By Paraic A Fearon
Recently, while sitting in my Jamaican grandmother’s kitchen, a question was posed to me that I have been asked periodically since I came to live here. Every time I am asked, I have more material to answer it. Sometimes I feel as if the country is ever evolving to prove my point. This question is “are there really black people in Ireland?” It brought me great pleasure this last trip to be able to say; “yes, there are tonnes.”
Today as I walk around Galway, I am struck by how multicultural Ireland has become. I suppose the great joy that this brings me is heightened by the knowledge that Ireland was definitely not always like this. My father swears that when he first came to Ireland, sometime in the early 90s, that a lady saw him in the village and burst into tears. Later she explained that her friend who had died recently had loved Saint Martin de Porres, one of the only black saints, but had never seen a black person “in real life.” To her, the sudden appearance of my father seemed too much of a coincidence to have not been divine. He, according to the tone he tells this story in, did not enjoy being made a spectacle of, but for the purpose of this article I hope you can see a comic or sweet side to the story.
Galway is now the most multicultural city in the state, according to the 2016 Census, with 18.6 per cent of its residents recorded as non – Irish. These censuses also show that this population explosion started around 2000, accelerated in 2005, and like anybody living or even visiting Galway can see, is clearly still going strong.

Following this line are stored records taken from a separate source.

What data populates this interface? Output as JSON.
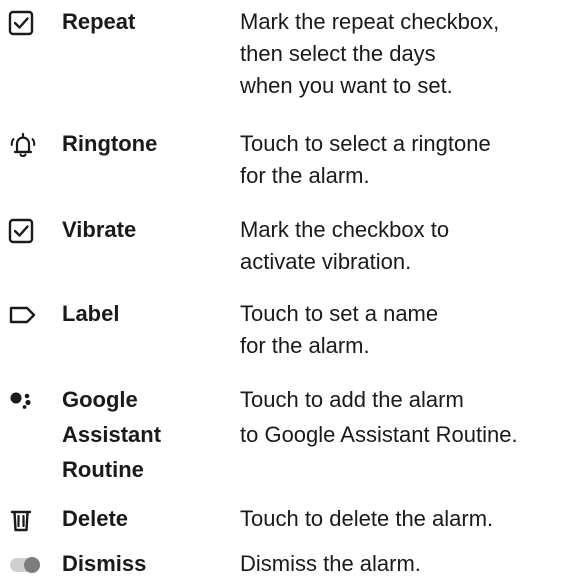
{
  "items": [
    {
      "icon": "checkbox-checked-icon",
      "name": [
        "Repeat"
      ],
      "description": [
        "Mark the repeat checkbox,",
        "then select the days",
        "when you want to set."
      ]
    },
    {
      "icon": "ringtone-bell-icon",
      "name": [
        "Ringtone"
      ],
      "description": [
        "Touch to select a ringtone",
        "for the alarm."
      ]
    },
    {
      "icon": "checkbox-checked-icon",
      "name": [
        "Vibrate"
      ],
      "description": [
        "Mark the checkbox to",
        "activate vibration."
      ]
    },
    {
      "icon": "label-tag-icon",
      "name": [
        "Label"
      ],
      "description": [
        "Touch to set a name",
        "for the alarm."
      ]
    },
    {
      "icon": "google-assistant-icon",
      "name": [
        "Google",
        "Assistant",
        "Routine"
      ],
      "description": [
        "Touch to add the alarm",
        "to Google Assistant Routine."
      ]
    },
    {
      "icon": "trash-icon",
      "name": [
        "Delete"
      ],
      "description": [
        "Touch to delete the alarm."
      ]
    },
    {
      "icon": "toggle-switch-icon",
      "name": [
        "Dismiss"
      ],
      "description": [
        "Dismiss the alarm."
      ]
    }
  ]
}
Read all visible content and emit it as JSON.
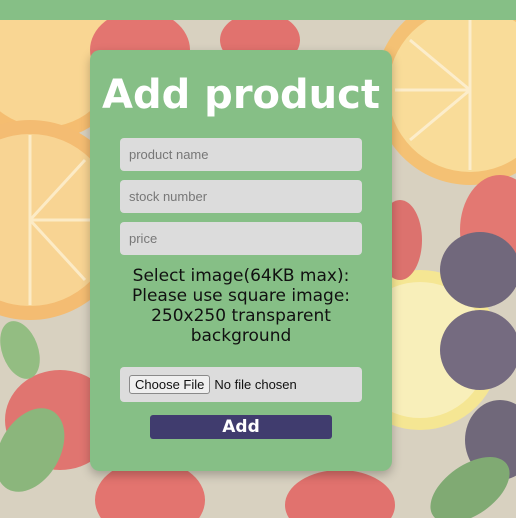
{
  "form": {
    "title": "Add product",
    "fields": [
      {
        "placeholder": "product name"
      },
      {
        "placeholder": "stock number"
      },
      {
        "placeholder": "price"
      }
    ],
    "instructions": [
      "Select image(64KB max):",
      "Please use square image:",
      "250x250 transparent",
      "background"
    ],
    "file_button_label": "Choose File",
    "file_status": "No file chosen",
    "submit_label": "Add"
  },
  "colors": {
    "topbar": "#86bf86",
    "card": "#86bf86",
    "submit_button": "#403c6e",
    "title_text": "#ffffff"
  }
}
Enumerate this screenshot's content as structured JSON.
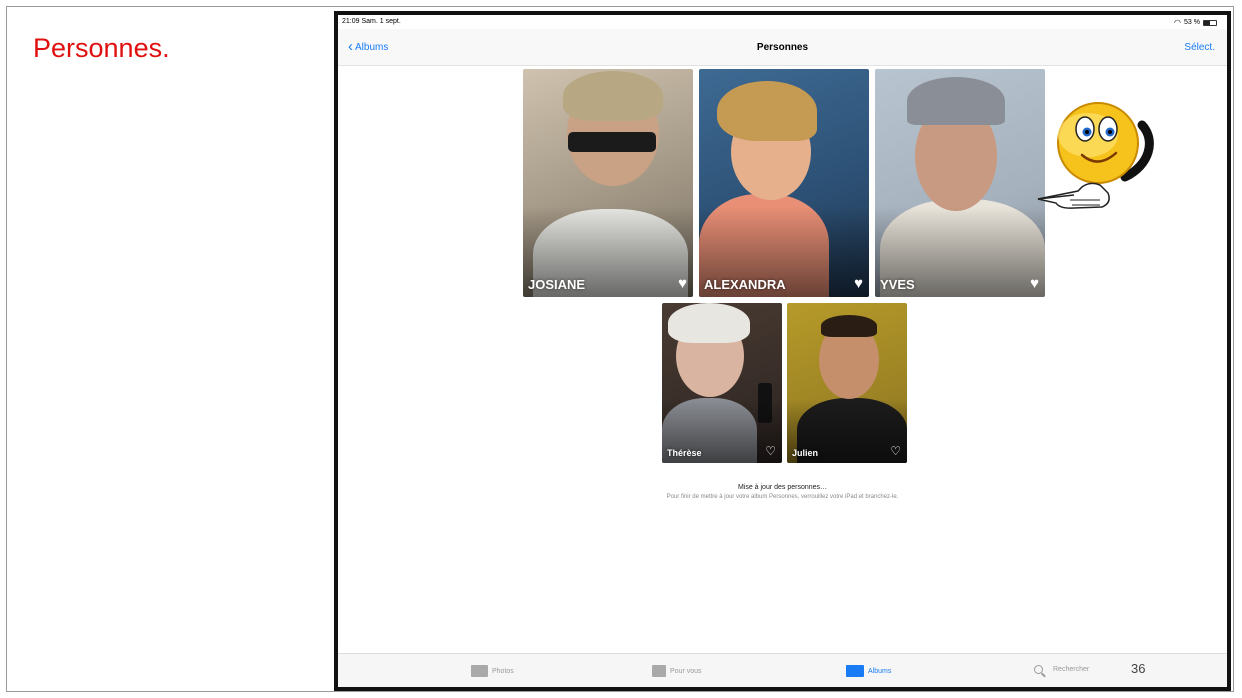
{
  "slide": {
    "title": "Personnes.",
    "page_number": "36"
  },
  "status_bar": {
    "time": "21:09  Sam. 1 sept.",
    "battery": "53 %"
  },
  "nav": {
    "back_label": "Albums",
    "title": "Personnes",
    "select_label": "Sélect."
  },
  "people": [
    {
      "name": "JOSIANE",
      "favorite": true
    },
    {
      "name": "ALEXANDRA",
      "favorite": true
    },
    {
      "name": "YVES",
      "favorite": true
    },
    {
      "name": "Thérèse",
      "favorite": false
    },
    {
      "name": "Julien",
      "favorite": false
    }
  ],
  "update": {
    "title": "Mise à jour des personnes…",
    "subtitle": "Pour finir de mettre à jour votre album Personnes, verrouillez votre iPad et branchez-le."
  },
  "tabs": [
    {
      "label": "Photos",
      "active": false
    },
    {
      "label": "Pour vous",
      "active": false
    },
    {
      "label": "Albums",
      "active": true
    },
    {
      "label": "Rechercher",
      "active": false
    }
  ],
  "colors": {
    "title_red": "#e01010",
    "ios_blue": "#1a7cf5"
  }
}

Whilst researching for this article, I found that all of the articles concerning the issue of Ireland’s new multiculturalism followed a trend. I observed that they all fell into one of two categories. The first group were articles full of optimism, pride and wonderment, celebrating the fact that this little island we love is changing and for the better.

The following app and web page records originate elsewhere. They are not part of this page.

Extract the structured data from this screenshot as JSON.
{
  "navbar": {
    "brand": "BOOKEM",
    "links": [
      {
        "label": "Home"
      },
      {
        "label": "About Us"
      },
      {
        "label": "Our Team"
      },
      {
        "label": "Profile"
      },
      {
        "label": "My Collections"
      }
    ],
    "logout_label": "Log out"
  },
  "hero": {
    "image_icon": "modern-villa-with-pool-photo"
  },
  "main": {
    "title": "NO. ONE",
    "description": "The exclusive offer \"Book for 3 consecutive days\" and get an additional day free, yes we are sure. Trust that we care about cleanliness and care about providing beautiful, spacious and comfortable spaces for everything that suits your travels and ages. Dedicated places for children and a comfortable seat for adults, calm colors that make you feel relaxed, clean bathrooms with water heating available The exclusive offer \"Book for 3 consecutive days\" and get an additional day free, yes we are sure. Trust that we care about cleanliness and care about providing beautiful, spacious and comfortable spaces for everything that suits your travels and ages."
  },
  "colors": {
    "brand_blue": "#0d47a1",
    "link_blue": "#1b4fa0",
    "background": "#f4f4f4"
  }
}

The others were articles reporting incidents of ignorance, sometimes violence but always resistance to these changes. One article reported a ‘no blacks’ policy being enforced in a Dublin pub, which made me laugh as I wondered how they had forgotten the ‘no Irish and no dogs’ part of the slogan.
When reading these articles, I became slightly disheartened, but upon further thinking I believe that this is only natural, given that this is the first time Ireland has had to deal with these issues and it will take some time for everybody, the immigrants and indigenous people alike, to adapt.
I feel it is important to note that Ireland, unlike some other well – known countries, is far from institutionally racist. There are no systems, that I know of, put in place to stop black people or anybody else climbing any socio – economic ladders, we are not being incarcerated at an unfair rate nor is our relationship with the police noted as being bad or dysfunctional. The future looks bright if not multi – coloured.
To conclude this article I would, if I may, like to give a piece of advice to this new Ireland we find ourselves in. There is a James Baldwin quote that I have been thinking about recently. It involves people in America after the civil rights movement being “segregated from the schoolhouse door.” By this he meant that there was, at this time, no serious or official segregation being enforced, but people still did not dare to go and see how others lived. “Therefore, he doesn’t know – he really does not know – what it was like for me.”
I think it is important that we make sure this does not happen here. Especially when we as the Irish have nothing to base this on, apart from xenophobia or laziness. I really feel if this idea of people not understanding or being scared to experience new cultures becomes prevalent in Ireland, we will really be missing out. Attitudes of “us” and “them” would quickly become very harmful, but fortunately, this is not something I have noticed amongst Irish people.
So, I urge everybody reading this to run out and experience a new culture or speak to somebody who has a different heritage. Just don’t assume that they are a refugee because they are black. They might just be an immigrant, you know like the Irish are famous for being! You never know what you might see or learn, remember knowledge is power.
Photo: Africa Day 2010, by William Murphy on Flickr